## REQUIRED WORK
Look through the data for the string "filter". Copy every line where it is found.

## PROVIDED DATA
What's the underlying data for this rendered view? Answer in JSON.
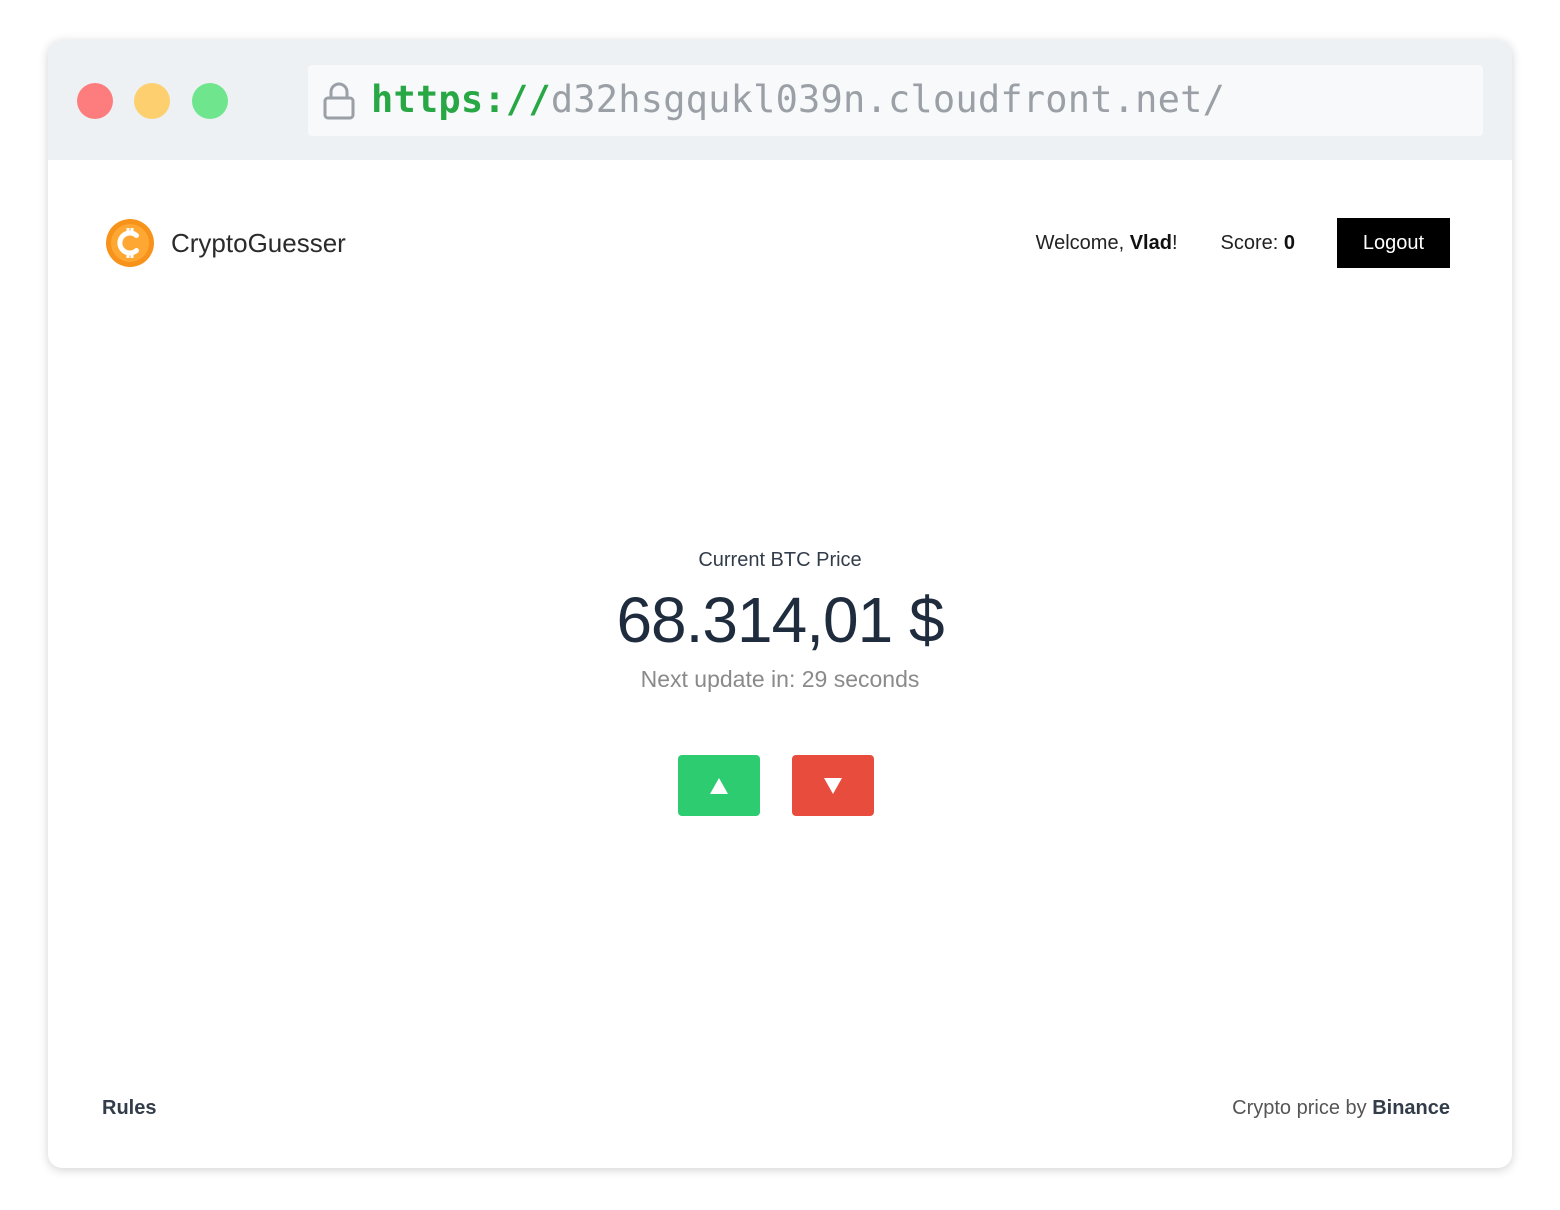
{
  "browser": {
    "url_scheme": "https://",
    "url_rest": "d32hsgqukl039n.cloudfront.net/",
    "colors": {
      "close": "#fd7d7e",
      "minimize": "#fdcf6e",
      "maximize": "#6fe58d",
      "scheme": "#28a745",
      "rest": "#9aa0a6"
    }
  },
  "header": {
    "brand_name": "CryptoGuesser",
    "brand_icon": "bitcoin-coin-icon",
    "brand_color": "#f7931a",
    "welcome_prefix": "Welcome, ",
    "user_name": "Vlad",
    "welcome_suffix": "!",
    "score_label": "Score: ",
    "score_value": "0",
    "logout_label": "Logout"
  },
  "main": {
    "price_label": "Current BTC Price",
    "price_value": "68.314,01 $",
    "next_update": "Next update in: 29 seconds",
    "up_button": {
      "symbol": "▲",
      "color": "#2dcc70"
    },
    "down_button": {
      "symbol": "▼",
      "color": "#e74c3c"
    }
  },
  "footer": {
    "rules_label": "Rules",
    "credit_prefix": "Crypto price by ",
    "credit_link": "Binance"
  }
}
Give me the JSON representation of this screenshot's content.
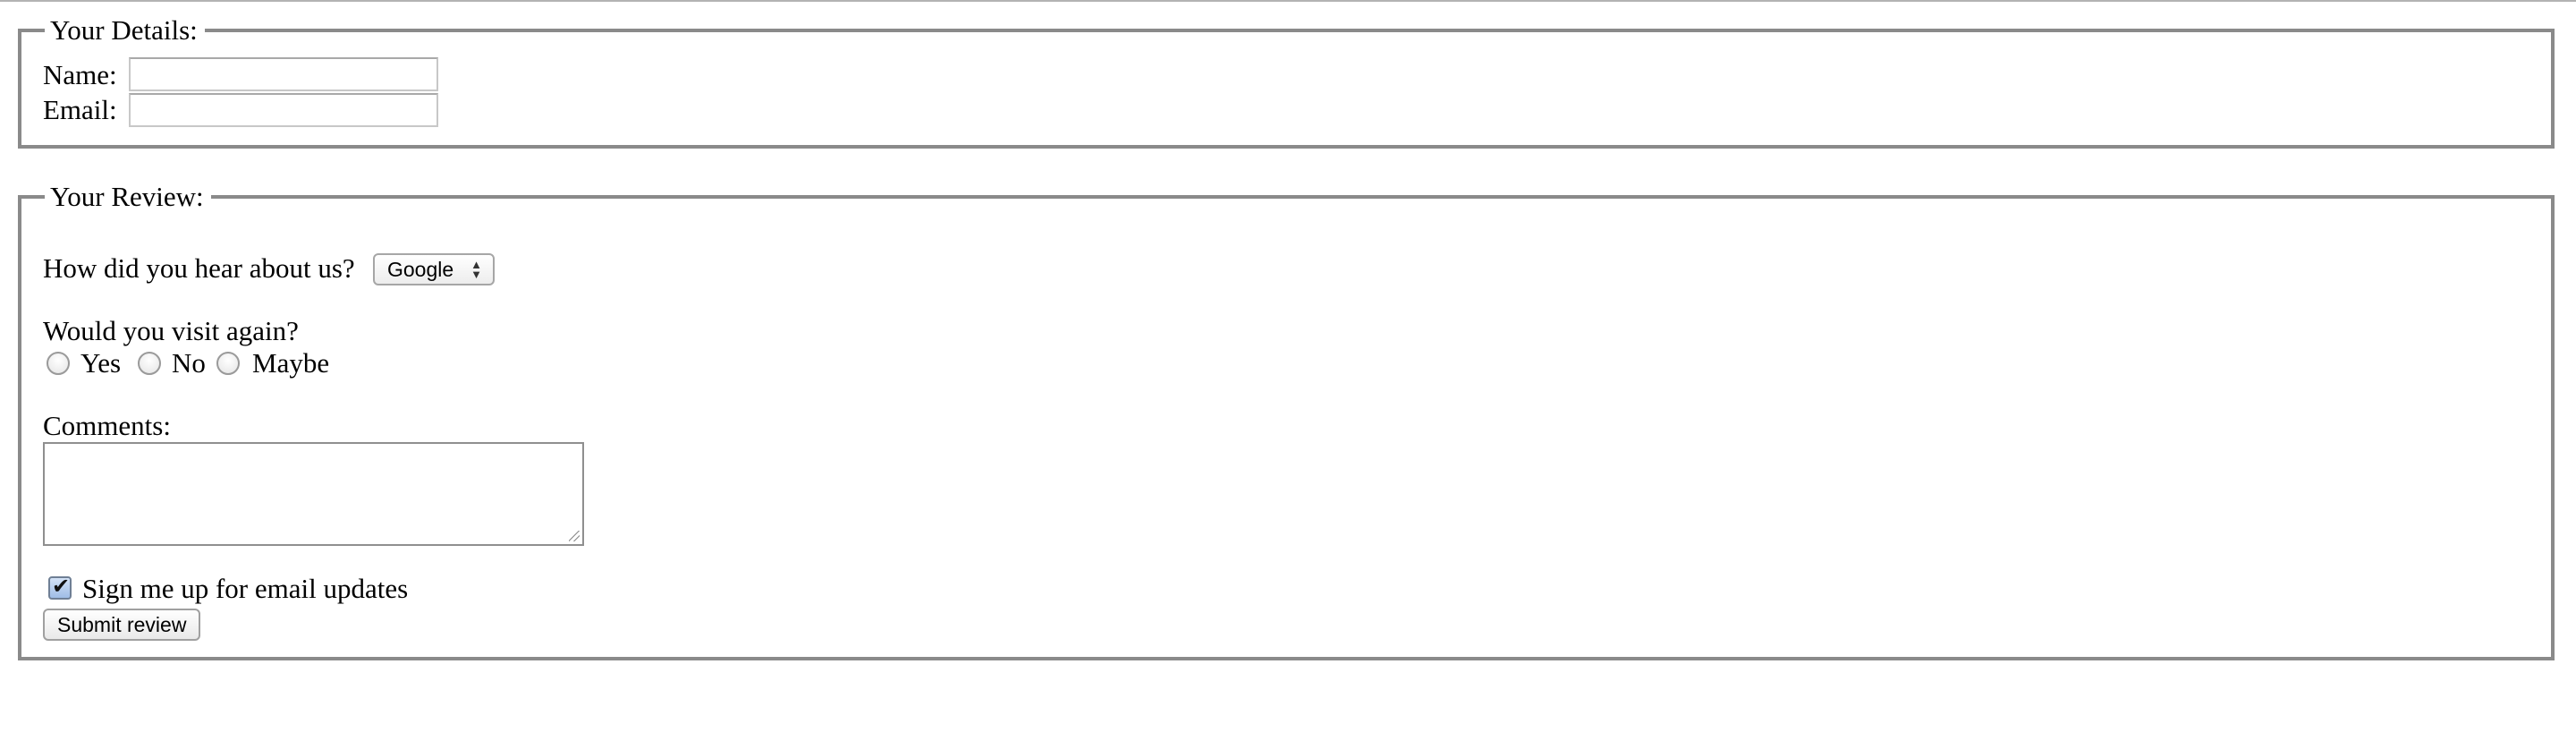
{
  "details": {
    "legend": "Your Details:",
    "name_label": "Name:",
    "name_value": "",
    "email_label": "Email:",
    "email_value": ""
  },
  "review": {
    "legend": "Your Review:",
    "heard_label": "How did you hear about us?",
    "heard_selected": "Google",
    "visit_question": "Would you visit again?",
    "visit_options": [
      "Yes",
      "No",
      "Maybe"
    ],
    "comments_label": "Comments:",
    "comments_value": "",
    "signup_label": "Sign me up for email updates",
    "signup_checked": true,
    "submit_label": "Submit review"
  }
}
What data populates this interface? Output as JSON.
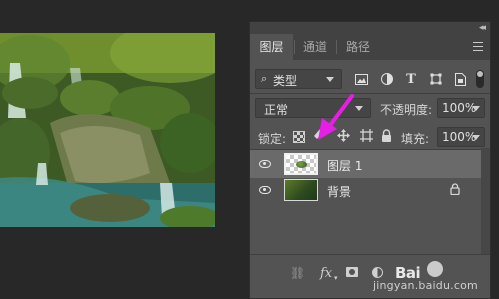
{
  "panel": {
    "tabs": [
      {
        "label": "图层",
        "active": true
      },
      {
        "label": "通道",
        "active": false
      },
      {
        "label": "路径",
        "active": false
      }
    ],
    "collapse_glyph": "◂◂",
    "filter": {
      "kind_label": "类型",
      "search_glyph": "⌕",
      "icons": [
        "pixel-filter-icon",
        "adjustment-filter-icon",
        "type-filter-icon",
        "shape-filter-icon",
        "smart-object-filter-icon"
      ],
      "type_glyph": "T"
    },
    "blend": {
      "mode": "正常",
      "opacity_label": "不透明度:",
      "opacity_value": "100%"
    },
    "lock": {
      "label": "锁定:",
      "fill_label": "填充:",
      "fill_value": "100%"
    },
    "layers": [
      {
        "name": "图层 1",
        "visible": true,
        "selected": true
      },
      {
        "name": "背景",
        "visible": true,
        "selected": false,
        "locked": true
      }
    ],
    "bottom_toolbar": {
      "link_glyph": "⛓",
      "fx_label": "fx",
      "fx_dropdown_glyph": "▾"
    }
  },
  "watermark": {
    "logo_text": "Bai",
    "url": "jingyan.baidu.com"
  },
  "colors": {
    "panel_bg": "#535353",
    "selected_layer_bg": "#6a6a6a",
    "annotation_arrow": "#e61ee6"
  }
}
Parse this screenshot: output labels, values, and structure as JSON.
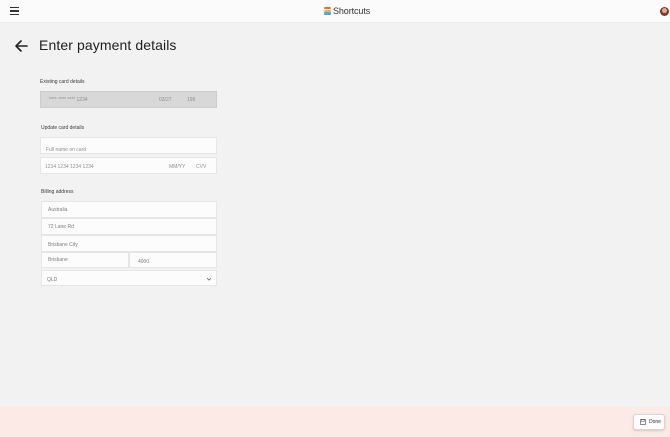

## TASK OUTPUT
    "filter": {
        "pixel-filter-icon",
        "adjustment-filter-icon",
        "type-filter-icon",
        "shape-filter-icon",
        "smart-object-filter-icon"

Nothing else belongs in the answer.